John Bock Untitled, 2012 (one book) An animal is murdered with the book while it is open to a random page. The book is then placed on a table.
Heiner Franzen Bliev wech van mien Gerechtigkeit, 2012 (videoloop) The horse shown in the video loop originates from Tarkovsky’s Andrei Rublev. “Bliev wech van mien Gerechtigkeit” is a dialect expression that is still spoken in a small region of North-East Germany (I grew up with it). My grandfather shouted the sentence while chasing away uninvited guests from his property that he named his Gerechtigkeit (equity) (Stay away from my equity…) He would do this with a loaded gun. These surroundings of my childhood have been particular in many ways.

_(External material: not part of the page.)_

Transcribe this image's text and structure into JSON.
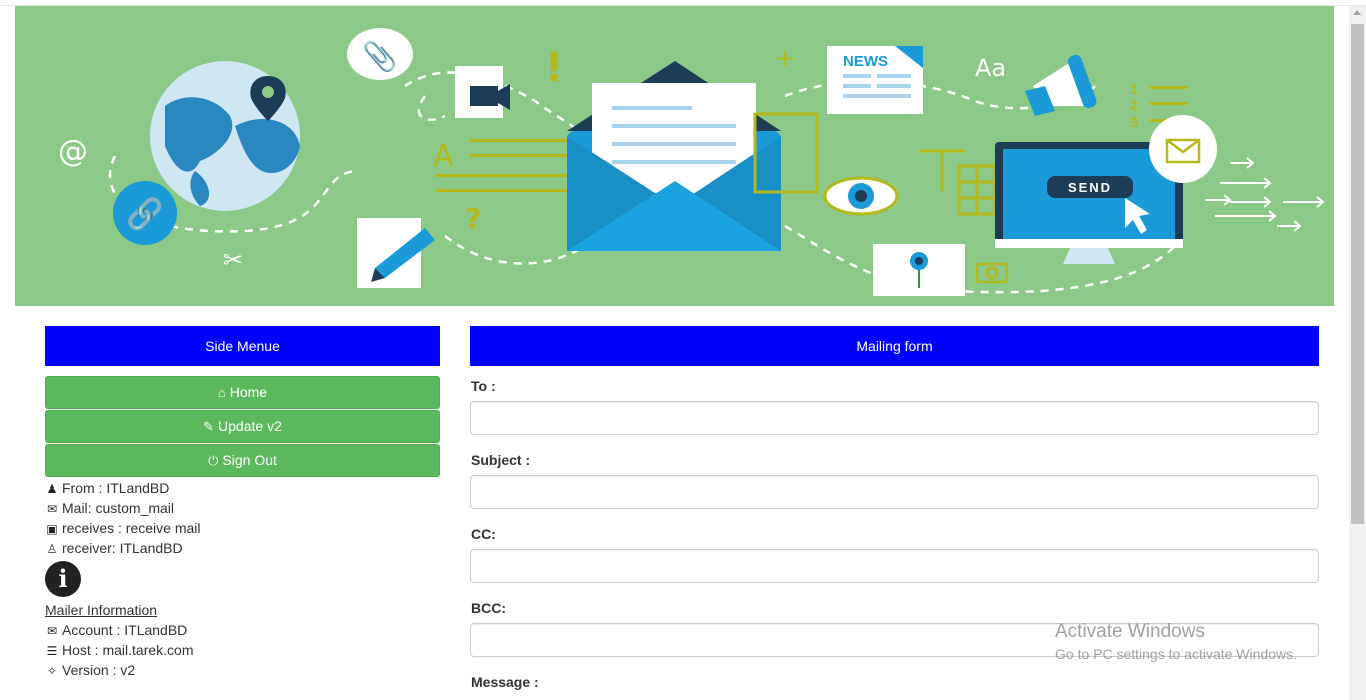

Robert Hawkins Untitled , 1995 – 2011 (two jackets) The coats were painted and worn from 1995 until 2011. Lincoln’s face has changed expression several times, from stern, to frightened, to angry, to insane. Like a good Spanish fresco, Mother Teresa has been restored many times. The piece is not about love or appreciation of these people, it is in fact about painting an instantly recognizable iconic portrait. The coats are too worn to wear anymore, and have become art objects.
Arturo Herrera Schloss , 2009 (edition of seven prints) The original images of the cakes were taken from the book MODEKO (recipes and instructions, Modern Decoration Art of Pastry Shops, 1927) The book treats the many ways of decorating cakes for special orders and occasions.
Andy Hope 1930 I am a Failure, 2012 (acrylic on newspaper)
Michael Kunze Letzter Auftrag Ekeldamm, 2012 (oil on canvas) After the last great art commission of the dictator, this painting reveals only the resurgence of light at the site of the the exhibition where, previously, the equestrian statues had blocked the light.
Nikolaus List Das Abkommen II, 2012 (plaster, plastic, mixed media) In past centuries, the horse was as much of a symbol of energy, drive, military power, and prestige as in our time the jellyfish and the African warthog represent key trades: The jelly fish floats weightless and, as if in trance, simulates the ethereality of the physical; the ultimate fiction of reality. The African warthog knows only the drama of direct physical confrontation. Both advertise and compete with their corresponding ideas on the pedestal of virtue – while moving at high speed.
Kerstin Schröder Virago, 2012 (1:1 scale bronze cast of an ancient horse collar) Originally the collar was used in order to maximize our exploitation of an animal’s strength. The brace now with its new casing made from bronze, rests with all its weight against a wall. The sculpture shifts the paradigm of the human versus creature relationship to the male and female relationship; a condition reinforced by its formal resemblance to a vagina. It also might serve as a formal metonym of birth since it also resembles something that has been coiled around a head.
Manfred Pernice Martin Städeli RINO 14 ( ), 2012 The basis for the new work RINO 14 ( ) currently at heldart was an exhibition at the gallery Mai 36, Zurich (Nov, 2011 – Jan, 2012) Mai 36 press release excerpt: Marino Marini (M) and the Marino Marini Museum are the original impetus; as the point of departure they become the symbol for questions regarding figurative abstraction and, in fact, figuration or representation per se. M functions as a recollection of questions on representation, figuration and abstraction, which have supposedly long been surmounted, resolved and answered. M functions as a figure through which these questions repeatedly come into play. We “move around” freely in the context thus generated, that is, more or perhaps less interested, committed and detached. This leads to articulations that may be divergent, evaluative, exaggerated or resolutely argumentative. Repetition, iteration, stacking, falling, variation, horses and museum, art vs. craft, aggression as …, memory, deformation, … (text: Manfred Pernice, Martin Städeli) [/spoiler]